• [Problem details] What you return must match the records exactly, except that the pictures are gone.

• [Entries provided]

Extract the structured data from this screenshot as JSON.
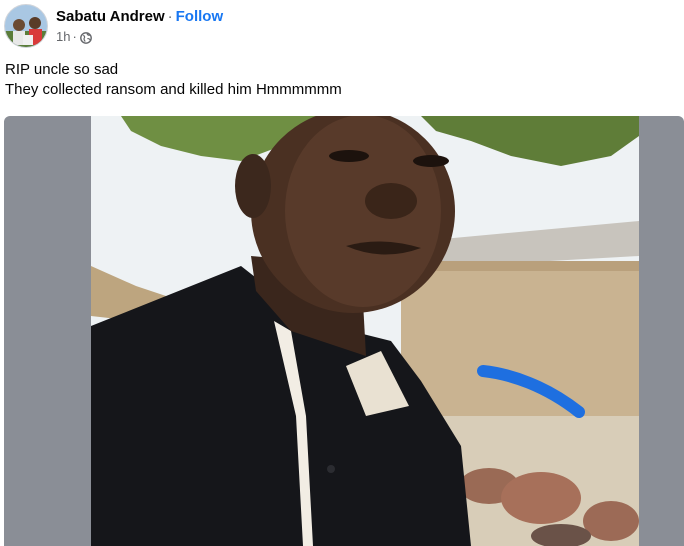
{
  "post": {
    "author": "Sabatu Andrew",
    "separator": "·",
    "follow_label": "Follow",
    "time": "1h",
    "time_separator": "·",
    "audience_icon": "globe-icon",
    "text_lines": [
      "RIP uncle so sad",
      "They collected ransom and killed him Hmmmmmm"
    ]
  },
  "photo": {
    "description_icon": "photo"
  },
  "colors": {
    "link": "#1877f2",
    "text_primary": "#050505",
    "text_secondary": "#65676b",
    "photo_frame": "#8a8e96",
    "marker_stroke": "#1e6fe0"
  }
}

• [Result of this task]
Extract the structured data from this screenshot as JSON.
{
  "post": {
    "author": "Sabatu Andrew",
    "separator": "·",
    "follow_label": "Follow",
    "time": "1h",
    "time_separator": "·",
    "audience_icon": "globe-icon",
    "text_lines": [
      "RIP uncle so sad",
      "They collected ransom and killed him Hmmmmmm"
    ]
  },
  "photo": {
    "description_icon": "photo"
  },
  "colors": {
    "link": "#1877f2",
    "text_primary": "#050505",
    "text_secondary": "#65676b",
    "photo_frame": "#8a8e96",
    "marker_stroke": "#1e6fe0"
  }
}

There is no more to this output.